:: PROBLEM TO WORK ON ::
A faithful copy of every entry is the goal; keep the images out of it.

........

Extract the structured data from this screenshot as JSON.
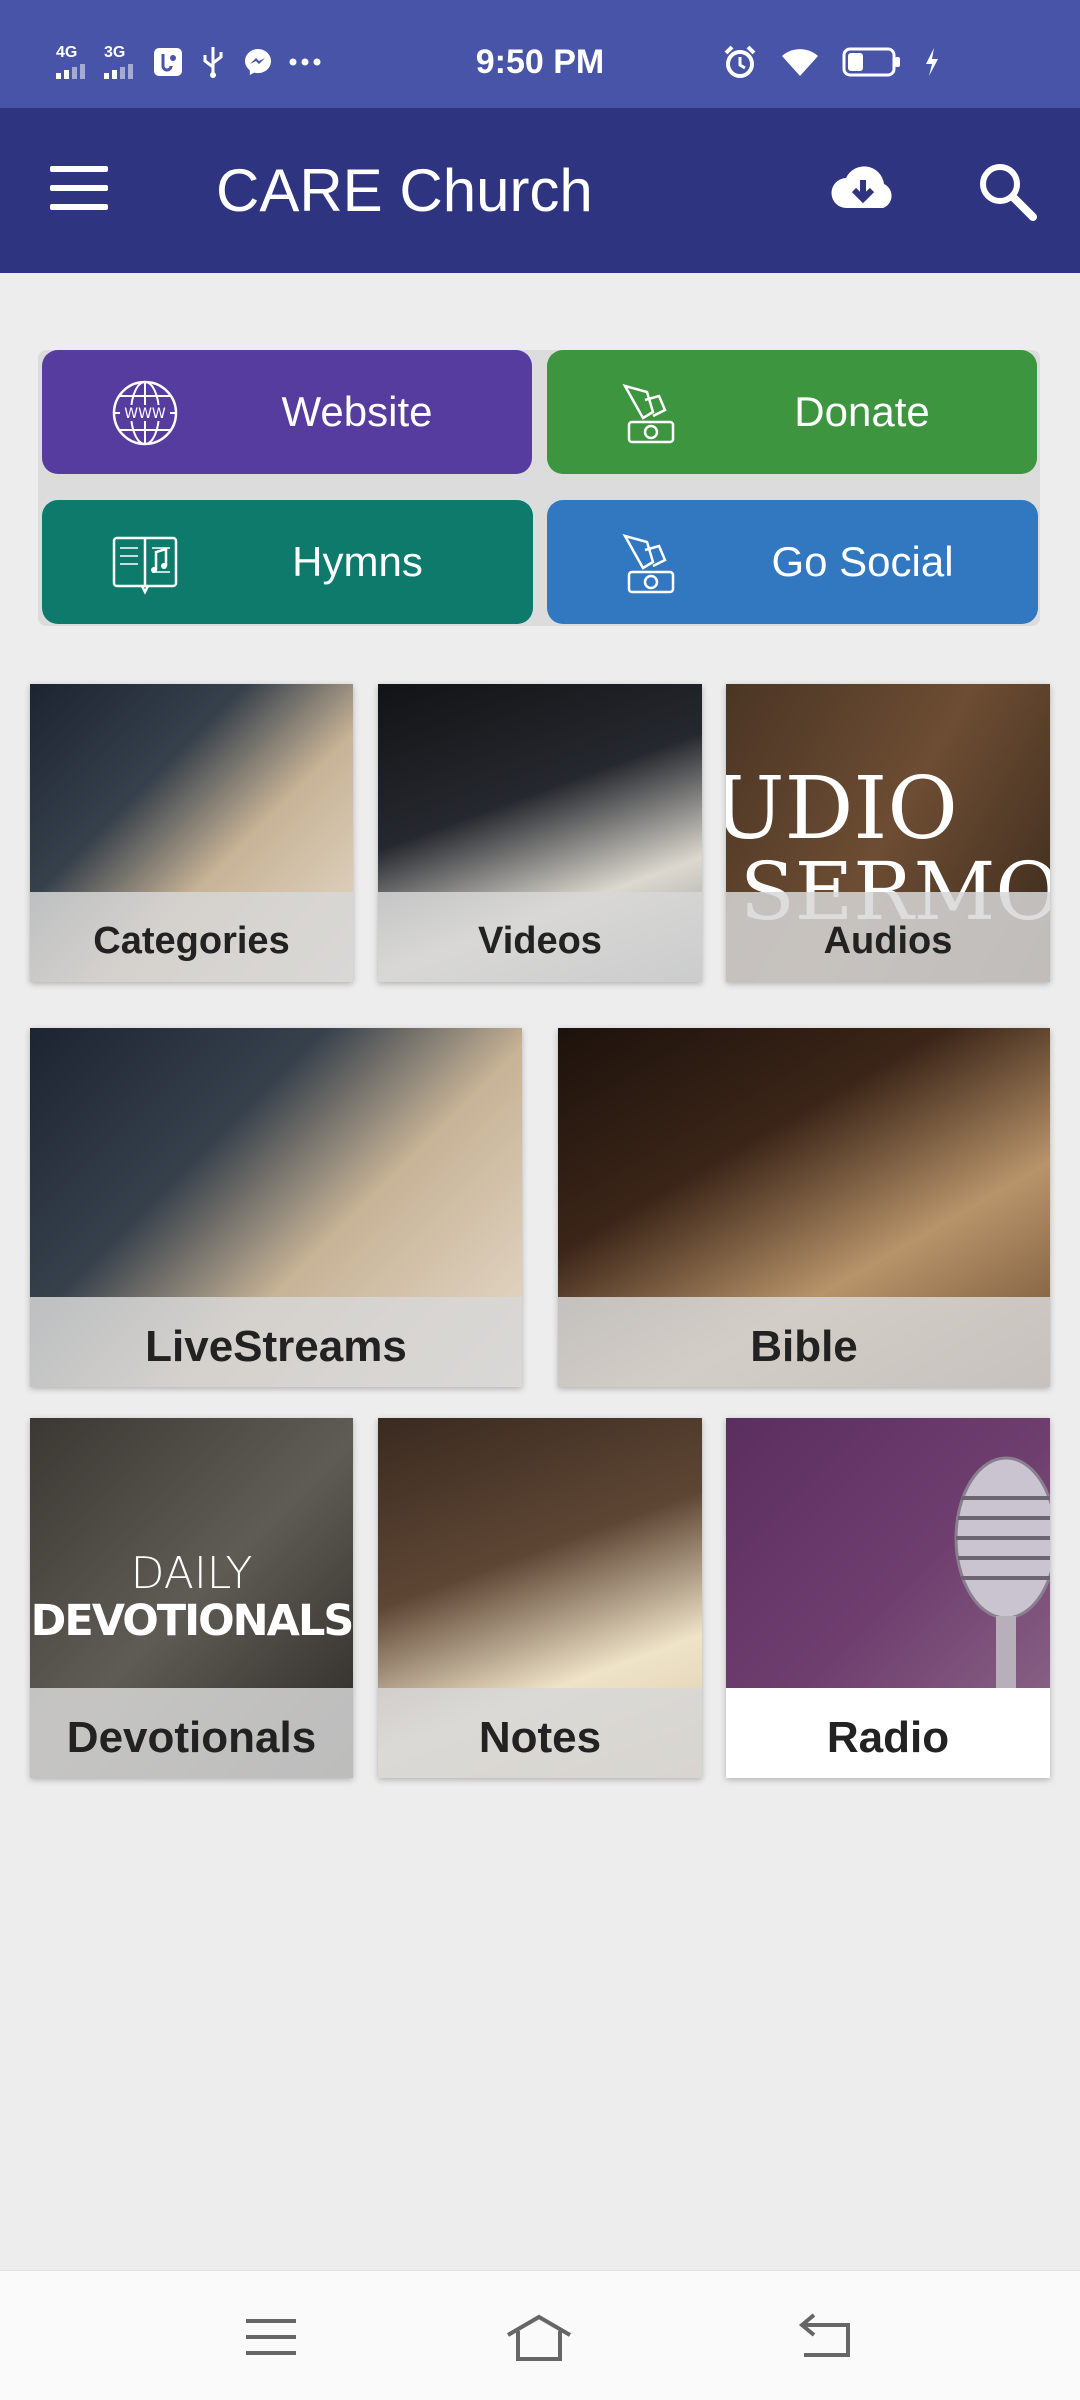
{
  "status_bar": {
    "network_1": "4G",
    "network_2": "3G",
    "time": "9:50 PM",
    "icons": [
      "usb-debug-icon",
      "usb-icon",
      "messenger-icon",
      "more-dots-icon",
      "alarm-icon",
      "wifi-icon",
      "battery-icon",
      "charging-icon"
    ],
    "battery_level": 0.35
  },
  "app_bar": {
    "title": "CARE Church",
    "background": "#2f3480",
    "icons": [
      "menu-icon",
      "cloud-download-icon",
      "search-icon"
    ]
  },
  "quick_buttons": [
    {
      "label": "Website",
      "color": "#553c9e",
      "icon": "globe-www-icon"
    },
    {
      "label": "Donate",
      "color": "#3e9540",
      "icon": "donate-hand-icon"
    },
    {
      "label": "Hymns",
      "color": "#0d7a6c",
      "icon": "hymn-book-icon"
    },
    {
      "label": "Go Social",
      "color": "#3278c0",
      "icon": "social-hand-icon"
    }
  ],
  "tiles": [
    {
      "label": "Categories"
    },
    {
      "label": "Videos"
    },
    {
      "label": "Audios",
      "image_text_1": "UDIO",
      "image_text_2": "SERMON"
    },
    {
      "label": "LiveStreams"
    },
    {
      "label": "Bible"
    },
    {
      "label": "Devotionals",
      "image_text_1": "DAILY",
      "image_text_2": "DEVOTIONALS"
    },
    {
      "label": "Notes"
    },
    {
      "label": "Radio"
    }
  ],
  "nav_bar": {
    "icons": [
      "recent-apps-icon",
      "home-icon",
      "back-icon"
    ]
  }
}
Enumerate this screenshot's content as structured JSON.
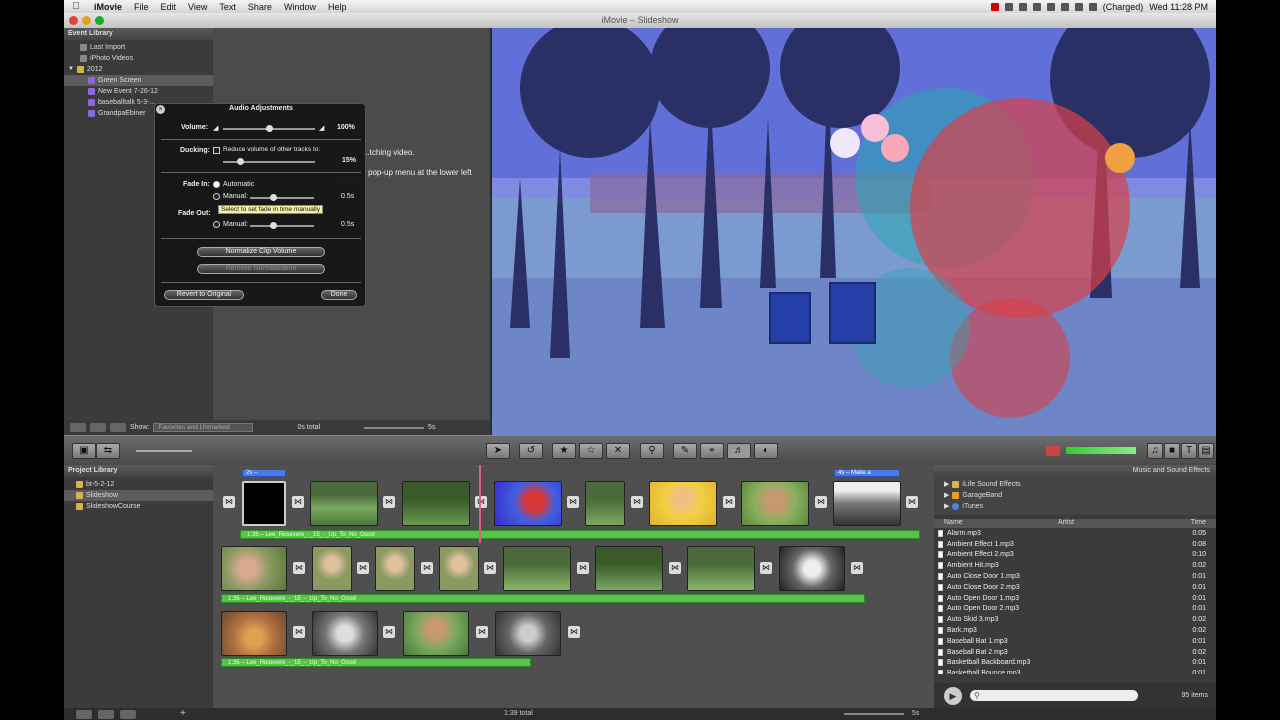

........

:: RESULT ::
Extract the structured data from this screenshot as JSON.
{
  "status_bar": {
    "network_1": "4G",
    "network_2": "3G",
    "time": "9:50 PM",
    "icons": [
      "usb-debug-icon",
      "usb-icon",
      "messenger-icon",
      "more-dots-icon",
      "alarm-icon",
      "wifi-icon",
      "battery-icon",
      "charging-icon"
    ],
    "battery_level": 0.35
  },
  "app_bar": {
    "title": "CARE Church",
    "background": "#2f3480",
    "icons": [
      "menu-icon",
      "cloud-download-icon",
      "search-icon"
    ]
  },
  "quick_buttons": [
    {
      "label": "Website",
      "color": "#553c9e",
      "icon": "globe-www-icon"
    },
    {
      "label": "Donate",
      "color": "#3e9540",
      "icon": "donate-hand-icon"
    },
    {
      "label": "Hymns",
      "color": "#0d7a6c",
      "icon": "hymn-book-icon"
    },
    {
      "label": "Go Social",
      "color": "#3278c0",
      "icon": "social-hand-icon"
    }
  ],
  "tiles": [
    {
      "label": "Categories"
    },
    {
      "label": "Videos"
    },
    {
      "label": "Audios",
      "image_text_1": "UDIO",
      "image_text_2": "SERMON"
    },
    {
      "label": "LiveStreams"
    },
    {
      "label": "Bible"
    },
    {
      "label": "Devotionals",
      "image_text_1": "DAILY",
      "image_text_2": "DEVOTIONALS"
    },
    {
      "label": "Notes"
    },
    {
      "label": "Radio"
    }
  ],
  "nav_bar": {
    "icons": [
      "recent-apps-icon",
      "home-icon",
      "back-icon"
    ]
  }
}
Enumerate this screenshot's content as structured JSON.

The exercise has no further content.